───── Provided information ─────
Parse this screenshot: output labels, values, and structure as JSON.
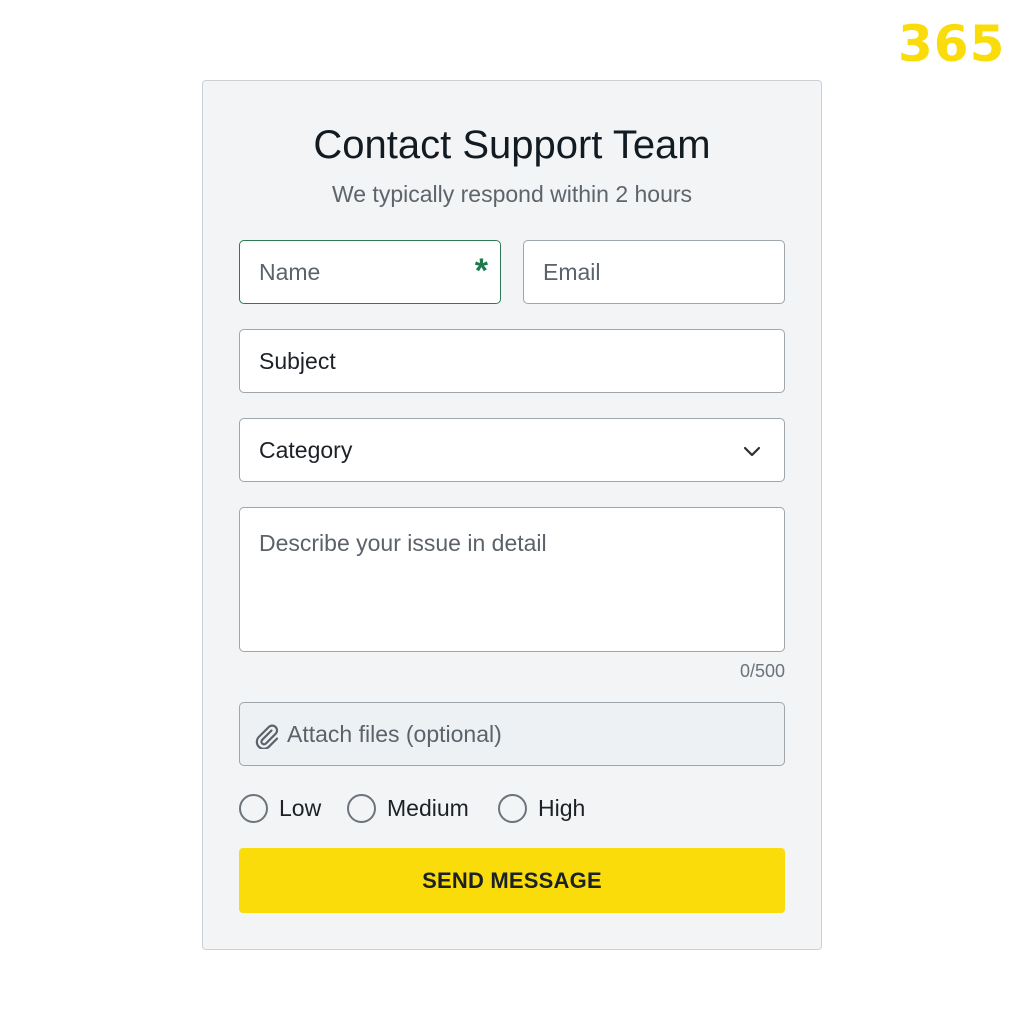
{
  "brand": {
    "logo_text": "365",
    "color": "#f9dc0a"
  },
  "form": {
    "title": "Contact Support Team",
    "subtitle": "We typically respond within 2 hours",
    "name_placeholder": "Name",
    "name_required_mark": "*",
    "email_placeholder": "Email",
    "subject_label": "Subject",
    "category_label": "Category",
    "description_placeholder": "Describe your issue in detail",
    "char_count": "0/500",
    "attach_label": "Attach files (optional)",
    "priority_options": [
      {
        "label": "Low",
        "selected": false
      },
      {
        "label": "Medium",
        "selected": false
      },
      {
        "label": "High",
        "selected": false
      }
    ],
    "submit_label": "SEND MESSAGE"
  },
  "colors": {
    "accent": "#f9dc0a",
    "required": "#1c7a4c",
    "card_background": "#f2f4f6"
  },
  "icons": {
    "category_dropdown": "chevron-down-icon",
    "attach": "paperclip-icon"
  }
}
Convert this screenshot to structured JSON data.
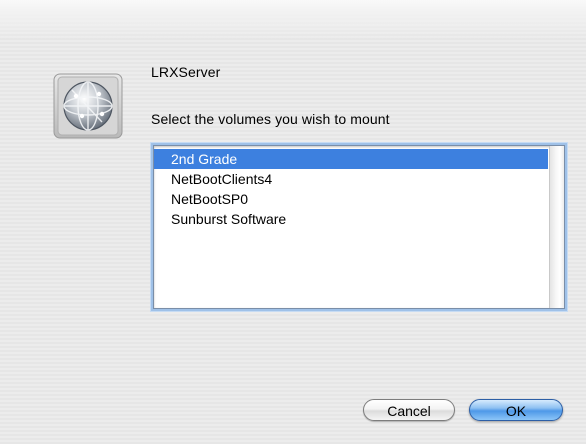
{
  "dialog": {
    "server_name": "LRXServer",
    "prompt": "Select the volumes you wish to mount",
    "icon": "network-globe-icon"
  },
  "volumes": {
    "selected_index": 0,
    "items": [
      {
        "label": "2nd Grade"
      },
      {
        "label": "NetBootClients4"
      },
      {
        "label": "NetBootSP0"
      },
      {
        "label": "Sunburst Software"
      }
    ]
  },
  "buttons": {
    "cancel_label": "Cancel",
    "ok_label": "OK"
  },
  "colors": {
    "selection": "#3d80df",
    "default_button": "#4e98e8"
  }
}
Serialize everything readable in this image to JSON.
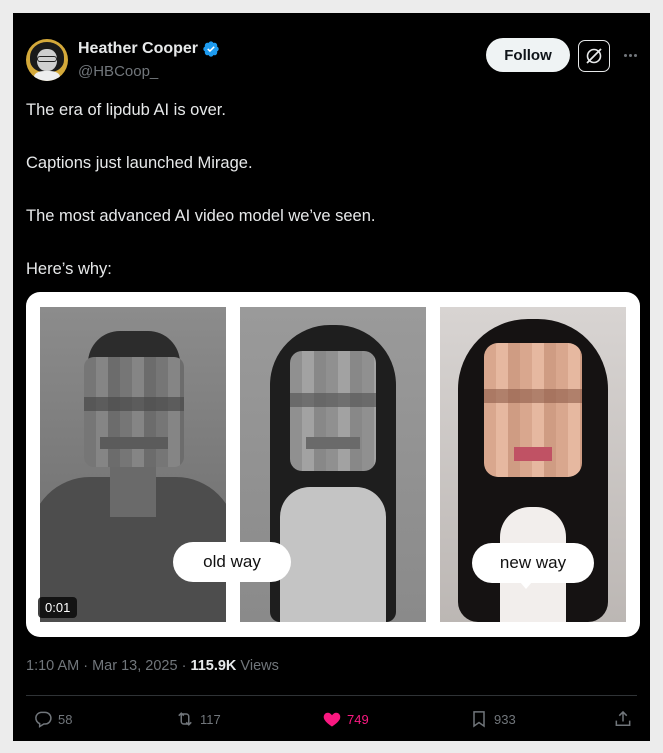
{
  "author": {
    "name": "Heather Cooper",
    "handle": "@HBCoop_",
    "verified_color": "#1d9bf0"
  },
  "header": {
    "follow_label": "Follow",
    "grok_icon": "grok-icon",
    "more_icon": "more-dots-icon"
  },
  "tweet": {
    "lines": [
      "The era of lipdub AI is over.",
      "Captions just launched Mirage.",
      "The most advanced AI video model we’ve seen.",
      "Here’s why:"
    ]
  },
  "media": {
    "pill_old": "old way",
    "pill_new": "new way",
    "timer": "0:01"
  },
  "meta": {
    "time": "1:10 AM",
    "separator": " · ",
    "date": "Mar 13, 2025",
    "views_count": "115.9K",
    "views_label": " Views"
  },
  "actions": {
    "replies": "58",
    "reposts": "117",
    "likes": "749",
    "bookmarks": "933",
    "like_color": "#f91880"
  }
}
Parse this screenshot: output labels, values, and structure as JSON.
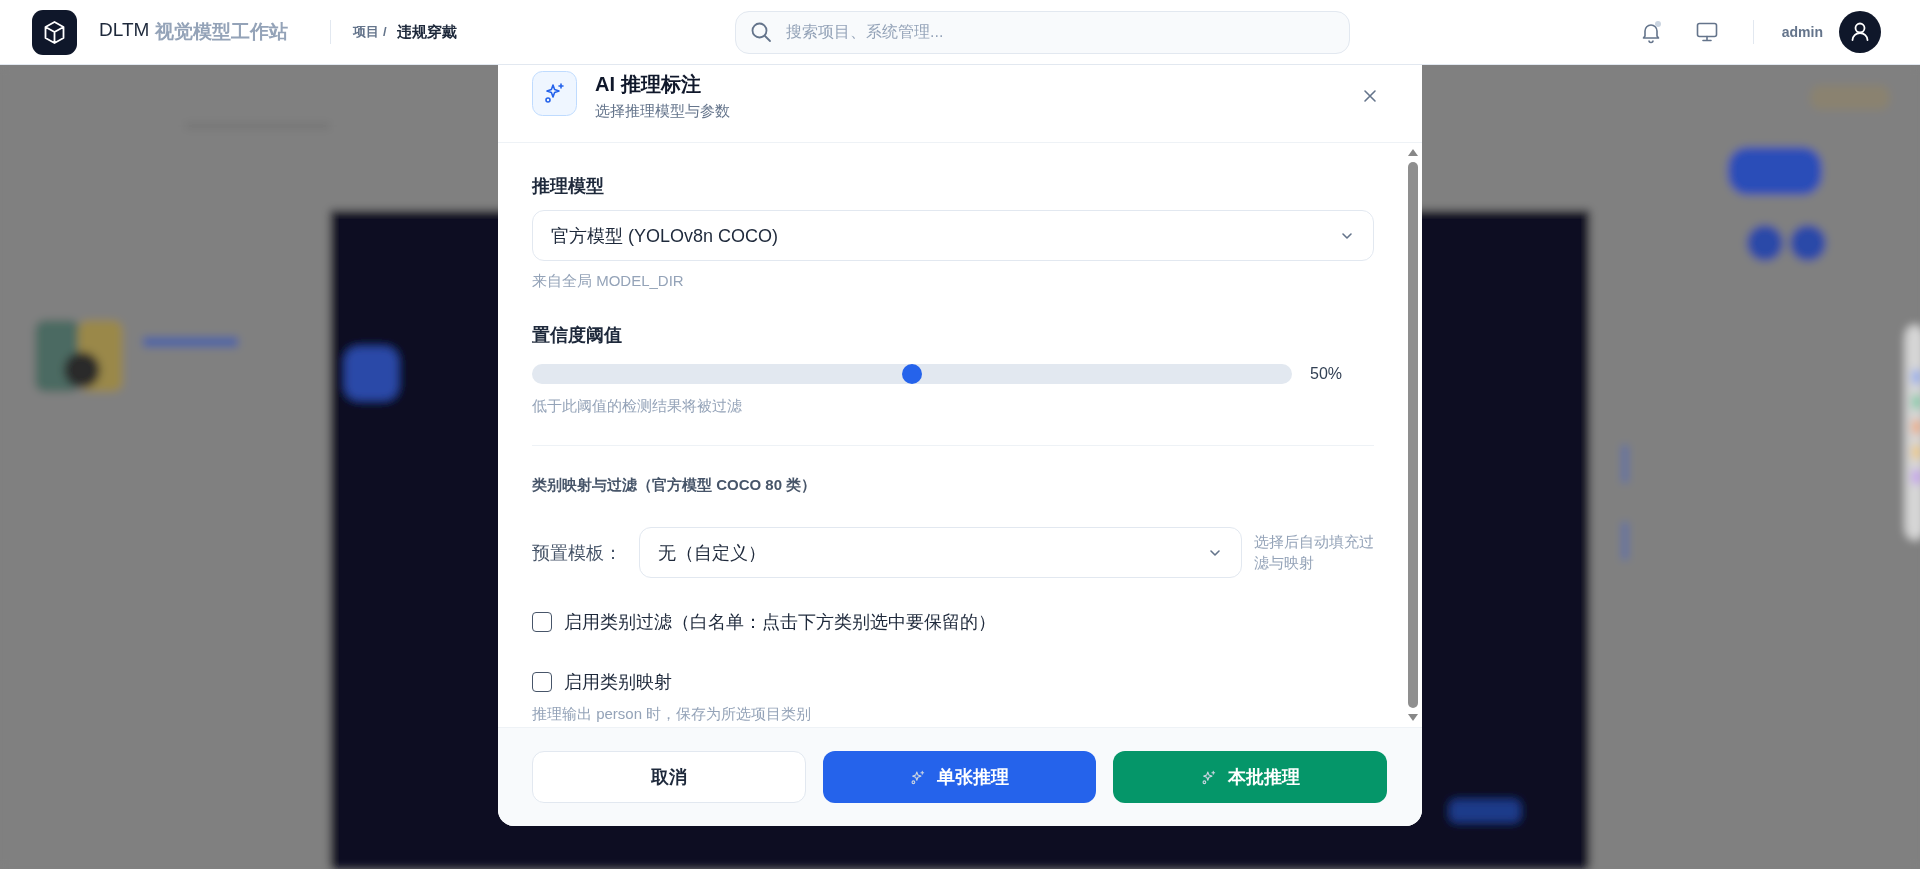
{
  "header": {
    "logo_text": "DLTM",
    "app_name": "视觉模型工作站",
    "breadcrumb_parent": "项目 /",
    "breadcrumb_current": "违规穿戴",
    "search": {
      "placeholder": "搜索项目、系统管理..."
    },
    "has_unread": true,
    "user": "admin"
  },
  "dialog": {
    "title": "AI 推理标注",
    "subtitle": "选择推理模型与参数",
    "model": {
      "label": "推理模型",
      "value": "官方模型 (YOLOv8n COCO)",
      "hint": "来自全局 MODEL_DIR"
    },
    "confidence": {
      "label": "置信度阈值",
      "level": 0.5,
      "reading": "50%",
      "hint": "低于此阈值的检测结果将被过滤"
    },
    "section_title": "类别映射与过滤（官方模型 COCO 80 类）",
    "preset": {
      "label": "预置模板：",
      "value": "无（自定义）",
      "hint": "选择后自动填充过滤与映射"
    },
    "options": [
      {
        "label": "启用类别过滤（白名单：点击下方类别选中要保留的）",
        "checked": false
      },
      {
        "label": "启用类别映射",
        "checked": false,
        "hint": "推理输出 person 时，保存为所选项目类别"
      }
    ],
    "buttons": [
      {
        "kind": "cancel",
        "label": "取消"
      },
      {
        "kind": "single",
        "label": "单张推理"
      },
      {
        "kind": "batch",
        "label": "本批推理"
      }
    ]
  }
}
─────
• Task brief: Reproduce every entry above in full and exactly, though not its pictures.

• Worked solution:
Parse this screenshot: output labels, values, and structure as JSON.
{
  "brand": {
    "logo_text": "365",
    "color": "#f9dc0a"
  },
  "form": {
    "title": "Contact Support Team",
    "subtitle": "We typically respond within 2 hours",
    "name_placeholder": "Name",
    "name_required_mark": "*",
    "email_placeholder": "Email",
    "subject_label": "Subject",
    "category_label": "Category",
    "description_placeholder": "Describe your issue in detail",
    "char_count": "0/500",
    "attach_label": "Attach files (optional)",
    "priority_options": [
      {
        "label": "Low",
        "selected": false
      },
      {
        "label": "Medium",
        "selected": false
      },
      {
        "label": "High",
        "selected": false
      }
    ],
    "submit_label": "SEND MESSAGE"
  },
  "colors": {
    "accent": "#f9dc0a",
    "required": "#1c7a4c",
    "card_background": "#f2f4f6"
  },
  "icons": {
    "category_dropdown": "chevron-down-icon",
    "attach": "paperclip-icon"
  }
}
Convert this screenshot to structured JSON data.
{
  "dialog": {
    "server_name": "LRXServer",
    "prompt": "Select the volumes you wish to mount",
    "icon": "network-globe-icon"
  },
  "volumes": {
    "selected_index": 0,
    "items": [
      {
        "label": "2nd Grade"
      },
      {
        "label": "NetBootClients4"
      },
      {
        "label": "NetBootSP0"
      },
      {
        "label": "Sunburst Software"
      }
    ]
  },
  "buttons": {
    "cancel_label": "Cancel",
    "ok_label": "OK"
  },
  "colors": {
    "selection": "#3d80df",
    "default_button": "#4e98e8"
  }
}
Serialize everything readable in this image to JSON.
{
  "author": {
    "name": "Heather Cooper",
    "handle": "@HBCoop_",
    "verified_color": "#1d9bf0"
  },
  "header": {
    "follow_label": "Follow",
    "grok_icon": "grok-icon",
    "more_icon": "more-dots-icon"
  },
  "tweet": {
    "lines": [
      "The era of lipdub AI is over.",
      "Captions just launched Mirage.",
      "The most advanced AI video model we’ve seen.",
      "Here’s why:"
    ]
  },
  "media": {
    "pill_old": "old way",
    "pill_new": "new way",
    "timer": "0:01"
  },
  "meta": {
    "time": "1:10 AM",
    "separator": " · ",
    "date": "Mar 13, 2025",
    "views_count": "115.9K",
    "views_label": " Views"
  },
  "actions": {
    "replies": "58",
    "reposts": "117",
    "likes": "749",
    "bookmarks": "933",
    "like_color": "#f91880"
  }
}
Parse this screenshot: output labels, values, and structure as JSON.
{
  "header": {
    "logo_text": "DLTM",
    "app_name": "视觉模型工作站",
    "breadcrumb_parent": "项目 /",
    "breadcrumb_current": "违规穿戴",
    "search": {
      "placeholder": "搜索项目、系统管理..."
    },
    "has_unread": true,
    "user": "admin"
  },
  "dialog": {
    "title": "AI 推理标注",
    "subtitle": "选择推理模型与参数",
    "model": {
      "label": "推理模型",
      "value": "官方模型 (YOLOv8n COCO)",
      "hint": "来自全局 MODEL_DIR"
    },
    "confidence": {
      "label": "置信度阈值",
      "level": 0.5,
      "reading": "50%",
      "hint": "低于此阈值的检测结果将被过滤"
    },
    "section_title": "类别映射与过滤（官方模型 COCO 80 类）",
    "preset": {
      "label": "预置模板：",
      "value": "无（自定义）",
      "hint": "选择后自动填充过滤与映射"
    },
    "options": [
      {
        "label": "启用类别过滤（白名单：点击下方类别选中要保留的）",
        "checked": false
      },
      {
        "label": "启用类别映射",
        "checked": false,
        "hint": "推理输出 person 时，保存为所选项目类别"
      }
    ],
    "buttons": [
      {
        "kind": "cancel",
        "label": "取消"
      },
      {
        "kind": "single",
        "label": "单张推理"
      },
      {
        "kind": "batch",
        "label": "本批推理"
      }
    ]
  }
}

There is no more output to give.